● **GIVEN INFORMATION**
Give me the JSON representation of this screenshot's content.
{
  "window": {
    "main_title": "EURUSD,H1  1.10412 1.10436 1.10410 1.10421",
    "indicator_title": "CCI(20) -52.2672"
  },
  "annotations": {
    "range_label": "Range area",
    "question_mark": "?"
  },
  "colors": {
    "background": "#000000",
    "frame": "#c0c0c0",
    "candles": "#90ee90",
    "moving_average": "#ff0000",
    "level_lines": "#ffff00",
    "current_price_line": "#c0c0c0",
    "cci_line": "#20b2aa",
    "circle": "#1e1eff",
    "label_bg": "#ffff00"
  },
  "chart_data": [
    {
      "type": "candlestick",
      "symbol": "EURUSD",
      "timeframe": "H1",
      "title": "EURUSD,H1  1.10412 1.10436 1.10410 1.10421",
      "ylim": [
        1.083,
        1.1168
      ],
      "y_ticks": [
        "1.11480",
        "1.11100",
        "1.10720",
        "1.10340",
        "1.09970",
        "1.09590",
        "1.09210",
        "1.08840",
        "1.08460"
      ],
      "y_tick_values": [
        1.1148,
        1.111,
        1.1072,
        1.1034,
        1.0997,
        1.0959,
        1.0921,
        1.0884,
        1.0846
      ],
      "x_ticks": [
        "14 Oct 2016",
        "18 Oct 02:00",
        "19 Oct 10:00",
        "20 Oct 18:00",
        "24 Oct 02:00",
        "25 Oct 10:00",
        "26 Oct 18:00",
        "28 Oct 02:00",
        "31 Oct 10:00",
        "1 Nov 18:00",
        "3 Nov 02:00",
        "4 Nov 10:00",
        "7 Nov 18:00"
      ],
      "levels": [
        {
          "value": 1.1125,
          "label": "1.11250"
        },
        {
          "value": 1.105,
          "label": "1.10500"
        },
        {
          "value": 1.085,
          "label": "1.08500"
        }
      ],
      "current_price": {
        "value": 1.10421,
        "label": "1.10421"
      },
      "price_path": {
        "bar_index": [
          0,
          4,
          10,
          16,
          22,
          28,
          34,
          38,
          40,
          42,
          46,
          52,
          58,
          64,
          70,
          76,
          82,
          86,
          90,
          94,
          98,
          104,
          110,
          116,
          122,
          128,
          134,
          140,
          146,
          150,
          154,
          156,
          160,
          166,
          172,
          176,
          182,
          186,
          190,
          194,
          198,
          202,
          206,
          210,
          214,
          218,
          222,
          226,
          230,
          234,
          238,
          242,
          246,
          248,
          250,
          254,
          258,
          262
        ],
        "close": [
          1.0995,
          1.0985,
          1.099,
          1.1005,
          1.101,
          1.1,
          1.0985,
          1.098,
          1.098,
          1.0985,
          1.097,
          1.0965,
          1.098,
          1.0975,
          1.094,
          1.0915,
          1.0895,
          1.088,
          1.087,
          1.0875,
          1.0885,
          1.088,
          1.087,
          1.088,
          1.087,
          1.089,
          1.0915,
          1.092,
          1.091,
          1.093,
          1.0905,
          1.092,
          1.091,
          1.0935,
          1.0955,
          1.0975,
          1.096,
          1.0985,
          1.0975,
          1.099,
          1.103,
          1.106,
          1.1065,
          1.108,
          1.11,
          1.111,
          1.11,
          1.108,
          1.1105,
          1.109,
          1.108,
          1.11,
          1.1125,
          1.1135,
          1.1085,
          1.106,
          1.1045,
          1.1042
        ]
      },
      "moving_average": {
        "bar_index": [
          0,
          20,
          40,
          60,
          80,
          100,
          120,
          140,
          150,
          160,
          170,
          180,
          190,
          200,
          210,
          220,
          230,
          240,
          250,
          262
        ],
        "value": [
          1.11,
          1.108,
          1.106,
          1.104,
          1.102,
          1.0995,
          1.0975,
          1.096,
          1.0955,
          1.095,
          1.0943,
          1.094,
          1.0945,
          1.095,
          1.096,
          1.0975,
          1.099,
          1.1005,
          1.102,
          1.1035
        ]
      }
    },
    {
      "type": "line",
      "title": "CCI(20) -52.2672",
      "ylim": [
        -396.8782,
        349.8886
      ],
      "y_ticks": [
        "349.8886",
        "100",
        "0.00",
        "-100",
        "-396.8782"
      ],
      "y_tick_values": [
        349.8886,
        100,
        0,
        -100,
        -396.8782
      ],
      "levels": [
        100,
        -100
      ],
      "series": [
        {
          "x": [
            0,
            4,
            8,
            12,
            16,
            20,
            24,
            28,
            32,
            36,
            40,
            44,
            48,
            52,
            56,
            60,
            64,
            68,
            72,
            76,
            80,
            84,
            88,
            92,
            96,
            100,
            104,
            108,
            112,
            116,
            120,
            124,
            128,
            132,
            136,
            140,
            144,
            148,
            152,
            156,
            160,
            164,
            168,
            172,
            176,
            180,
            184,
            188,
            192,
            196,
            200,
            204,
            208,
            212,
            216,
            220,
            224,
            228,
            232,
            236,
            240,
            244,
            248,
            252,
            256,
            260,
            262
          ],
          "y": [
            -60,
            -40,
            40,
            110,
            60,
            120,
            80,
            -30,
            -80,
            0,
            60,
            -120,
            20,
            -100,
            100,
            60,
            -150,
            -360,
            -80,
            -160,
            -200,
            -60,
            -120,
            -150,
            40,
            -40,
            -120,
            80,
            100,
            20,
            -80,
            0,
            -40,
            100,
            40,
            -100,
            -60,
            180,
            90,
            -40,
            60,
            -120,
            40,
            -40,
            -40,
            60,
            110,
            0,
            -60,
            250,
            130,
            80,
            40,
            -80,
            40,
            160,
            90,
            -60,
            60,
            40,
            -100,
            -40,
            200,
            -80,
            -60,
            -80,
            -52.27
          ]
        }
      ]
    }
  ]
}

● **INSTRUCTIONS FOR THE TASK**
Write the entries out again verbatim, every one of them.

● **TASK SOLUTION**
Give me the JSON representation of this screenshot's content.
{
  "window": {
    "main_title": "EURUSD,H1  1.10412 1.10436 1.10410 1.10421",
    "indicator_title": "CCI(20) -52.2672"
  },
  "annotations": {
    "range_label": "Range area",
    "question_mark": "?"
  },
  "colors": {
    "background": "#000000",
    "frame": "#c0c0c0",
    "candles": "#90ee90",
    "moving_average": "#ff0000",
    "level_lines": "#ffff00",
    "current_price_line": "#c0c0c0",
    "cci_line": "#20b2aa",
    "circle": "#1e1eff",
    "label_bg": "#ffff00"
  },
  "chart_data": [
    {
      "type": "candlestick",
      "symbol": "EURUSD",
      "timeframe": "H1",
      "title": "EURUSD,H1  1.10412 1.10436 1.10410 1.10421",
      "ylim": [
        1.083,
        1.1168
      ],
      "y_ticks": [
        "1.11480",
        "1.11100",
        "1.10720",
        "1.10340",
        "1.09970",
        "1.09590",
        "1.09210",
        "1.08840",
        "1.08460"
      ],
      "y_tick_values": [
        1.1148,
        1.111,
        1.1072,
        1.1034,
        1.0997,
        1.0959,
        1.0921,
        1.0884,
        1.0846
      ],
      "x_ticks": [
        "14 Oct 2016",
        "18 Oct 02:00",
        "19 Oct 10:00",
        "20 Oct 18:00",
        "24 Oct 02:00",
        "25 Oct 10:00",
        "26 Oct 18:00",
        "28 Oct 02:00",
        "31 Oct 10:00",
        "1 Nov 18:00",
        "3 Nov 02:00",
        "4 Nov 10:00",
        "7 Nov 18:00"
      ],
      "levels": [
        {
          "value": 1.1125,
          "label": "1.11250"
        },
        {
          "value": 1.105,
          "label": "1.10500"
        },
        {
          "value": 1.085,
          "label": "1.08500"
        }
      ],
      "current_price": {
        "value": 1.10421,
        "label": "1.10421"
      },
      "price_path": {
        "bar_index": [
          0,
          4,
          10,
          16,
          22,
          28,
          34,
          38,
          40,
          42,
          46,
          52,
          58,
          64,
          70,
          76,
          82,
          86,
          90,
          94,
          98,
          104,
          110,
          116,
          122,
          128,
          134,
          140,
          146,
          150,
          154,
          156,
          160,
          166,
          172,
          176,
          182,
          186,
          190,
          194,
          198,
          202,
          206,
          210,
          214,
          218,
          222,
          226,
          230,
          234,
          238,
          242,
          246,
          248,
          250,
          254,
          258,
          262
        ],
        "close": [
          1.0995,
          1.0985,
          1.099,
          1.1005,
          1.101,
          1.1,
          1.0985,
          1.098,
          1.098,
          1.0985,
          1.097,
          1.0965,
          1.098,
          1.0975,
          1.094,
          1.0915,
          1.0895,
          1.088,
          1.087,
          1.0875,
          1.0885,
          1.088,
          1.087,
          1.088,
          1.087,
          1.089,
          1.0915,
          1.092,
          1.091,
          1.093,
          1.0905,
          1.092,
          1.091,
          1.0935,
          1.0955,
          1.0975,
          1.096,
          1.0985,
          1.0975,
          1.099,
          1.103,
          1.106,
          1.1065,
          1.108,
          1.11,
          1.111,
          1.11,
          1.108,
          1.1105,
          1.109,
          1.108,
          1.11,
          1.1125,
          1.1135,
          1.1085,
          1.106,
          1.1045,
          1.1042
        ]
      },
      "moving_average": {
        "bar_index": [
          0,
          20,
          40,
          60,
          80,
          100,
          120,
          140,
          150,
          160,
          170,
          180,
          190,
          200,
          210,
          220,
          230,
          240,
          250,
          262
        ],
        "value": [
          1.11,
          1.108,
          1.106,
          1.104,
          1.102,
          1.0995,
          1.0975,
          1.096,
          1.0955,
          1.095,
          1.0943,
          1.094,
          1.0945,
          1.095,
          1.096,
          1.0975,
          1.099,
          1.1005,
          1.102,
          1.1035
        ]
      }
    },
    {
      "type": "line",
      "title": "CCI(20) -52.2672",
      "ylim": [
        -396.8782,
        349.8886
      ],
      "y_ticks": [
        "349.8886",
        "100",
        "0.00",
        "-100",
        "-396.8782"
      ],
      "y_tick_values": [
        349.8886,
        100,
        0,
        -100,
        -396.8782
      ],
      "levels": [
        100,
        -100
      ],
      "series": [
        {
          "x": [
            0,
            4,
            8,
            12,
            16,
            20,
            24,
            28,
            32,
            36,
            40,
            44,
            48,
            52,
            56,
            60,
            64,
            68,
            72,
            76,
            80,
            84,
            88,
            92,
            96,
            100,
            104,
            108,
            112,
            116,
            120,
            124,
            128,
            132,
            136,
            140,
            144,
            148,
            152,
            156,
            160,
            164,
            168,
            172,
            176,
            180,
            184,
            188,
            192,
            196,
            200,
            204,
            208,
            212,
            216,
            220,
            224,
            228,
            232,
            236,
            240,
            244,
            248,
            252,
            256,
            260,
            262
          ],
          "y": [
            -60,
            -40,
            40,
            110,
            60,
            120,
            80,
            -30,
            -80,
            0,
            60,
            -120,
            20,
            -100,
            100,
            60,
            -150,
            -360,
            -80,
            -160,
            -200,
            -60,
            -120,
            -150,
            40,
            -40,
            -120,
            80,
            100,
            20,
            -80,
            0,
            -40,
            100,
            40,
            -100,
            -60,
            180,
            90,
            -40,
            60,
            -120,
            40,
            -40,
            -40,
            60,
            110,
            0,
            -60,
            250,
            130,
            80,
            40,
            -80,
            40,
            160,
            90,
            -60,
            60,
            40,
            -100,
            -40,
            200,
            -80,
            -60,
            -80,
            -52.27
          ]
        }
      ]
    }
  ]
}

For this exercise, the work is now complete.